### [To do]
Looking through the listing that follows, count the lines that contain "Copy" and give only that number.
[[ Exercise materials, beginning ]]
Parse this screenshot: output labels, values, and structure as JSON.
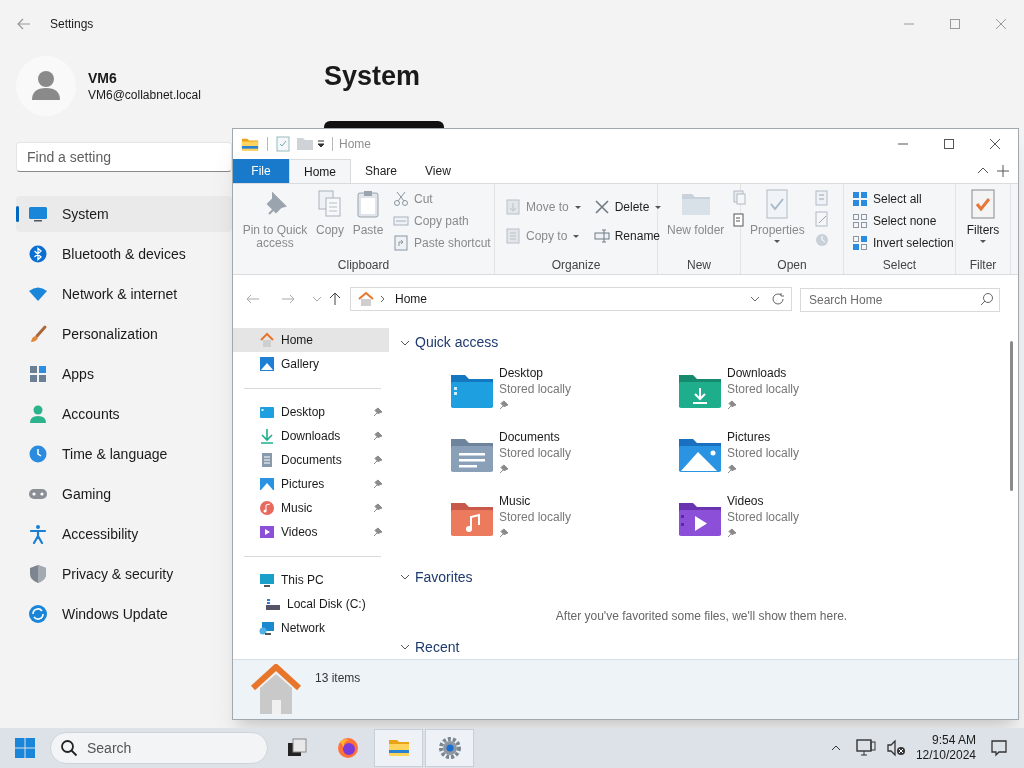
{
  "settings": {
    "title": "Settings",
    "user": {
      "name": "VM6",
      "email": "VM6@collabnet.local"
    },
    "search": {
      "placeholder": "Find a setting"
    },
    "page_title": "System",
    "nav": [
      {
        "label": "System",
        "kind": "system",
        "selected": true
      },
      {
        "label": "Bluetooth & devices",
        "kind": "bluetooth",
        "selected": false
      },
      {
        "label": "Network & internet",
        "kind": "network",
        "selected": false
      },
      {
        "label": "Personalization",
        "kind": "personalization",
        "selected": false
      },
      {
        "label": "Apps",
        "kind": "apps",
        "selected": false
      },
      {
        "label": "Accounts",
        "kind": "accounts",
        "selected": false
      },
      {
        "label": "Time & language",
        "kind": "time",
        "selected": false
      },
      {
        "label": "Gaming",
        "kind": "gaming",
        "selected": false
      },
      {
        "label": "Accessibility",
        "kind": "accessibility",
        "selected": false
      },
      {
        "label": "Privacy & security",
        "kind": "privacy",
        "selected": false
      },
      {
        "label": "Windows Update",
        "kind": "update",
        "selected": false
      }
    ]
  },
  "explorer": {
    "title": "Home",
    "ribbon_tabs": [
      {
        "label": "File",
        "kind": "file",
        "selected": false
      },
      {
        "label": "Home",
        "kind": "tab",
        "selected": true
      },
      {
        "label": "Share",
        "kind": "tab",
        "selected": false
      },
      {
        "label": "View",
        "kind": "tab",
        "selected": false
      }
    ],
    "ribbon_groups": [
      {
        "label": "Clipboard",
        "kind": "clipboard",
        "items": [
          {
            "label": "Pin to Quick access",
            "disabled": true
          },
          {
            "label": "Copy",
            "disabled": true
          },
          {
            "label": "Paste",
            "disabled": true
          },
          {
            "label": "Cut",
            "disabled": true
          },
          {
            "label": "Copy path",
            "disabled": true
          },
          {
            "label": "Paste shortcut",
            "disabled": true
          }
        ]
      },
      {
        "label": "Organize",
        "kind": "organize",
        "items": [
          {
            "label": "Move to",
            "disabled": true,
            "dropdown": true
          },
          {
            "label": "Copy to",
            "disabled": true,
            "dropdown": true
          },
          {
            "label": "Delete",
            "disabled": false,
            "dropdown": true
          },
          {
            "label": "Rename",
            "disabled": false,
            "dropdown": false
          }
        ]
      },
      {
        "label": "New",
        "kind": "new",
        "items": [
          {
            "label": "New folder",
            "disabled": true
          }
        ]
      },
      {
        "label": "Open",
        "kind": "open",
        "items": [
          {
            "label": "Properties",
            "disabled": true,
            "dropdown": true
          }
        ]
      },
      {
        "label": "Select",
        "kind": "select",
        "items": [
          {
            "label": "Select all",
            "disabled": false
          },
          {
            "label": "Select none",
            "disabled": false
          },
          {
            "label": "Invert selection",
            "disabled": false
          }
        ]
      },
      {
        "label": "Filter",
        "kind": "filter",
        "items": [
          {
            "label": "Filters",
            "disabled": false,
            "dropdown": true
          }
        ]
      }
    ],
    "address": "Home",
    "search": {
      "placeholder": "Search Home"
    },
    "nav_pane": [
      [
        {
          "label": "Home",
          "kind": "home",
          "selected": true
        },
        {
          "label": "Gallery",
          "kind": "gallery",
          "selected": false
        }
      ],
      [
        {
          "label": "Desktop",
          "kind": "desktop",
          "selected": false,
          "pinned": true
        },
        {
          "label": "Downloads",
          "kind": "downloads",
          "selected": false,
          "pinned": true
        },
        {
          "label": "Documents",
          "kind": "documents",
          "selected": false,
          "pinned": true
        },
        {
          "label": "Pictures",
          "kind": "pictures",
          "selected": false,
          "pinned": true
        },
        {
          "label": "Music",
          "kind": "music",
          "selected": false,
          "pinned": true
        },
        {
          "label": "Videos",
          "kind": "videos",
          "selected": false,
          "pinned": true
        }
      ],
      [
        {
          "label": "This PC",
          "kind": "pc",
          "selected": false,
          "children": [
            {
              "label": "Local Disk (C:)",
              "kind": "disk",
              "selected": false
            }
          ]
        },
        {
          "label": "Network",
          "kind": "network",
          "selected": false
        }
      ]
    ],
    "sections": [
      {
        "title": "Quick access",
        "expanded": true,
        "items": [
          {
            "name": "Desktop",
            "status": "Stored locally",
            "kind": "desktop",
            "pinned": true
          },
          {
            "name": "Downloads",
            "status": "Stored locally",
            "kind": "downloads",
            "pinned": true
          },
          {
            "name": "Documents",
            "status": "Stored locally",
            "kind": "documents",
            "pinned": true
          },
          {
            "name": "Pictures",
            "status": "Stored locally",
            "kind": "pictures",
            "pinned": true
          },
          {
            "name": "Music",
            "status": "Stored locally",
            "kind": "music",
            "pinned": true
          },
          {
            "name": "Videos",
            "status": "Stored locally",
            "kind": "videos",
            "pinned": true
          }
        ]
      },
      {
        "title": "Favorites",
        "expanded": true,
        "message": "After you've favorited some files, we'll show them here."
      },
      {
        "title": "Recent",
        "expanded": true
      }
    ],
    "status": "13 items"
  },
  "taskbar": {
    "search": {
      "placeholder": "Search"
    },
    "apps": [
      {
        "kind": "taskview",
        "active": false
      },
      {
        "kind": "firefox",
        "active": false
      },
      {
        "kind": "explorer",
        "active": true
      },
      {
        "kind": "settings",
        "active": true
      }
    ],
    "time": "9:54 AM",
    "date": "12/10/2024"
  }
}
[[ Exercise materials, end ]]
### [Exercise result]
3